As glacial ice reached its maximum extent south of Lancaster it formed a massive ice dam across the valley of the north-flowing Logan River.  The ice-dam ponded the waters of the Logan River producing a lake whose waters extend all the way up the river valley to the drainage divide that lay south of the town of Logan. The types of lakes are known as pro-glacial lakes for their position at the “front” of glaciers (Fig. 3).

Geologist think a pro-glacial lake that formed in the Logan River valley was present for at least several thousand years until the glacier retreated back into Canada.  Thin layers, silt and clay, accumulated on the lake bottom during this time. Remnants of these lake-bottom sediments are still preserved along portion of the old Logan River valley (Fig 4).


Figure 3. Model shows formation of pro-glacial lake in Logan River Valley by glacial-ice dam.


Figure 4. Thinly layered, silt and clay, lake-bottom sediments preserved along a portion of the old Logan River Valley State Route 664 exit at Logan, Ohio.

Lake-bottom sediments that accumulated on bottom of the pro-glacial lake in the Logan River valley are present today along both sides of U.S. Rt. 33 just south of the State Route 664 exit at Logan, Ohio.  They are present in the grassed slopes excavated during highway construction.  These soft, weak, clayey lake-bottom deposits can cause engineering problems as they are prone to producing small landslides.  The Ohio Dept. of Transportation remediates such landslides by excavating the slide material and replacing it with large limestone boulders which will help stabilize the slope (Fig. 5).

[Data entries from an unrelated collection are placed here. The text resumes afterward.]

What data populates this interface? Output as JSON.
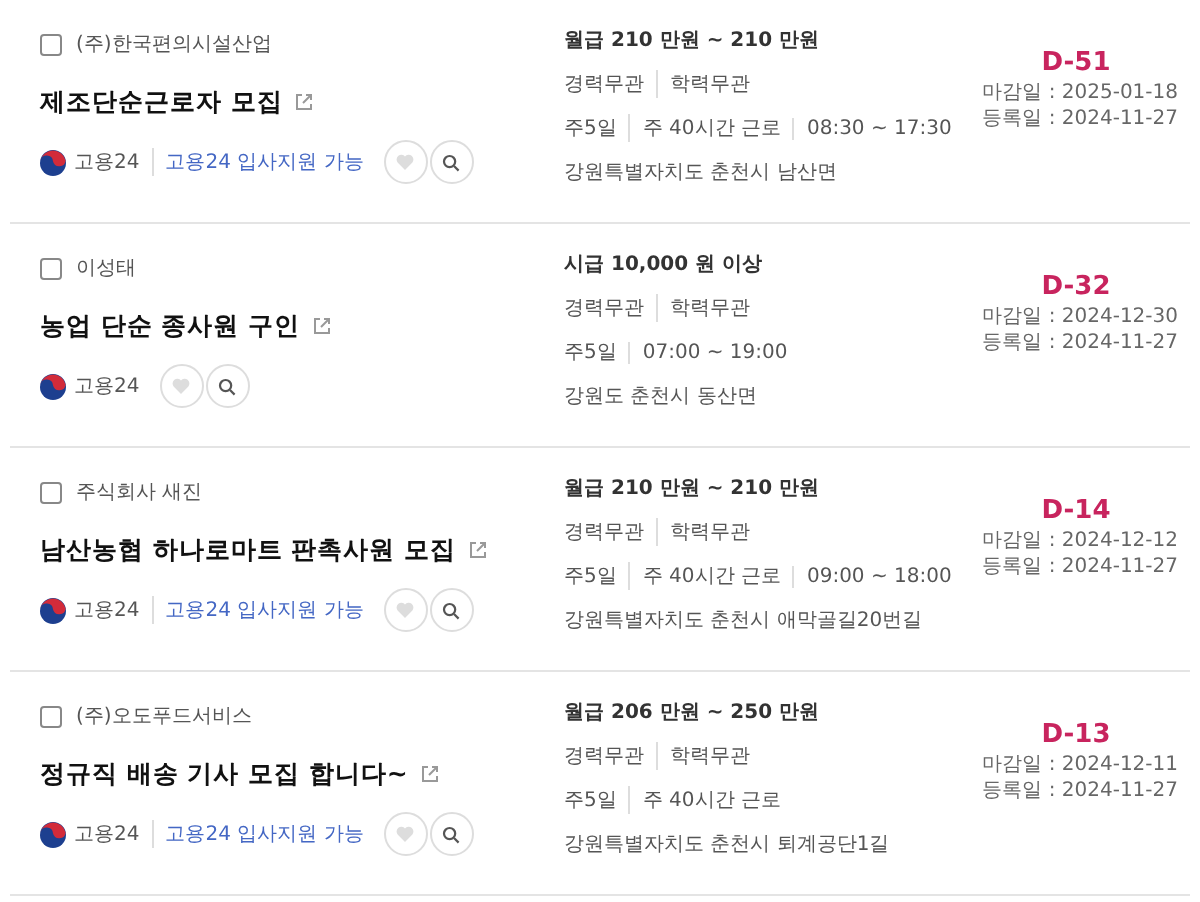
{
  "postings": [
    {
      "company": "(주)한국편의시설산업",
      "checked": false,
      "title": "제조단순근로자 모집",
      "source": "고용24",
      "apply_badge": "고용24 입사지원 가능",
      "salary": "월급 210 만원 ~ 210 만원",
      "conditions": [
        "경력무관",
        "학력무관"
      ],
      "schedule": [
        "주5일",
        "주 40시간 근로",
        "08:30 ~ 17:30"
      ],
      "address": "강원특별자치도 춘천시 남산면",
      "dday": "D-51",
      "deadline": "마감일 : 2025-01-18",
      "registered": "등록일 : 2024-11-27"
    },
    {
      "company": "이성태",
      "checked": false,
      "title": "농업 단순 종사원 구인",
      "source": "고용24",
      "salary": "시급 10,000 원 이상",
      "conditions": [
        "경력무관",
        "학력무관"
      ],
      "schedule": [
        "주5일",
        "07:00 ~ 19:00"
      ],
      "address": "강원도 춘천시 동산면",
      "dday": "D-32",
      "deadline": "마감일 : 2024-12-30",
      "registered": "등록일 : 2024-11-27"
    },
    {
      "company": "주식회사 새진",
      "checked": false,
      "title": "남산농협 하나로마트 판촉사원 모집",
      "source": "고용24",
      "apply_badge": "고용24 입사지원 가능",
      "salary": "월급 210 만원 ~ 210 만원",
      "conditions": [
        "경력무관",
        "학력무관"
      ],
      "schedule": [
        "주5일",
        "주 40시간 근로",
        "09:00 ~ 18:00"
      ],
      "address": "강원특별자치도 춘천시 애막골길20번길",
      "dday": "D-14",
      "deadline": "마감일 : 2024-12-12",
      "registered": "등록일 : 2024-11-27"
    },
    {
      "company": "(주)오도푸드서비스",
      "checked": false,
      "title": "정규직 배송 기사 모집 합니다~",
      "source": "고용24",
      "apply_badge": "고용24 입사지원 가능",
      "salary": "월급 206 만원 ~ 250 만원",
      "conditions": [
        "경력무관",
        "학력무관"
      ],
      "schedule": [
        "주5일",
        "주 40시간 근로"
      ],
      "address": "강원특별자치도 춘천시 퇴계공단1길",
      "dday": "D-13",
      "deadline": "마감일 : 2024-12-11",
      "registered": "등록일 : 2024-11-27"
    }
  ]
}
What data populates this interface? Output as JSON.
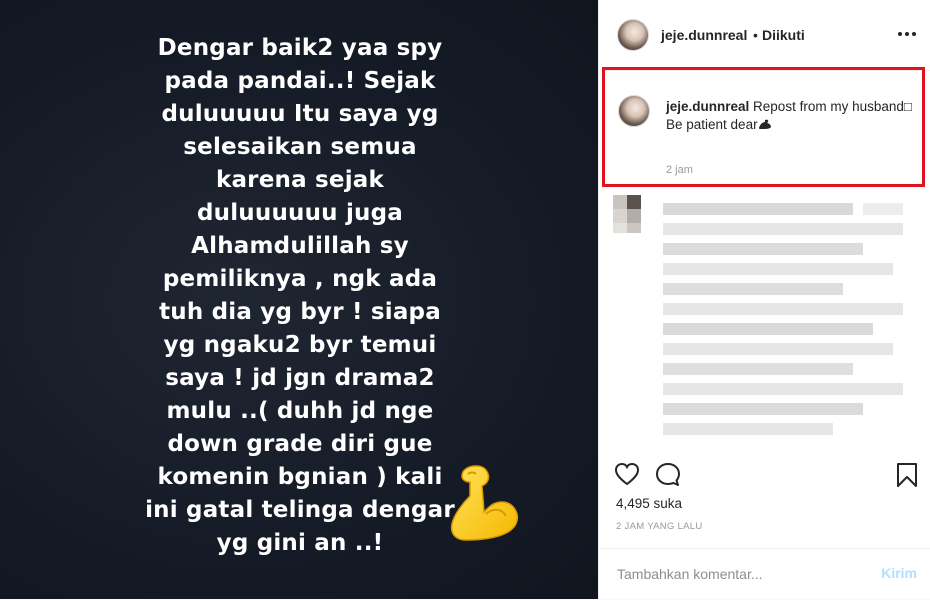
{
  "story": {
    "text": "Dengar baik2 yaa spy\npada pandai..! Sejak\nduluuuuu Itu saya yg\nselesaikan semua\nkarena sejak\nduluuuuuu juga\nAlhamdulillah sy\npemiliknya , ngk ada\ntuh dia yg byr ! siapa\nyg ngaku2 byr temui\nsaya ! jd jgn drama2\nmulu ..( duhh jd nge\ndown grade diri gue\nkomenin bgnian ) kali\nini gatal telinga dengar\nyg gini an ..!",
    "emoji": "flexed-biceps-icon"
  },
  "header": {
    "username": "jeje.dunnreal",
    "separator": "•",
    "follow_status": "Diikuti"
  },
  "caption": {
    "username": "jeje.dunnreal",
    "text": "Repost from my husband□",
    "line2": "Be patient dear",
    "time": "2 jam",
    "highlight_color": "#e0141e"
  },
  "actions": {
    "likes": "4,495 suka",
    "posted": "2 JAM YANG LALU"
  },
  "comment_box": {
    "placeholder": "Tambahkan komentar...",
    "post_label": "Kirim"
  },
  "colors": {
    "story_bg": "#161c27",
    "accent_disabled": "#b2dffc",
    "text_primary": "#262626",
    "text_secondary": "#999999"
  }
}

Figure 5. Small local landslides formed in lake-bottom sediments of former pro-glacial lake in ancient Logan River valley.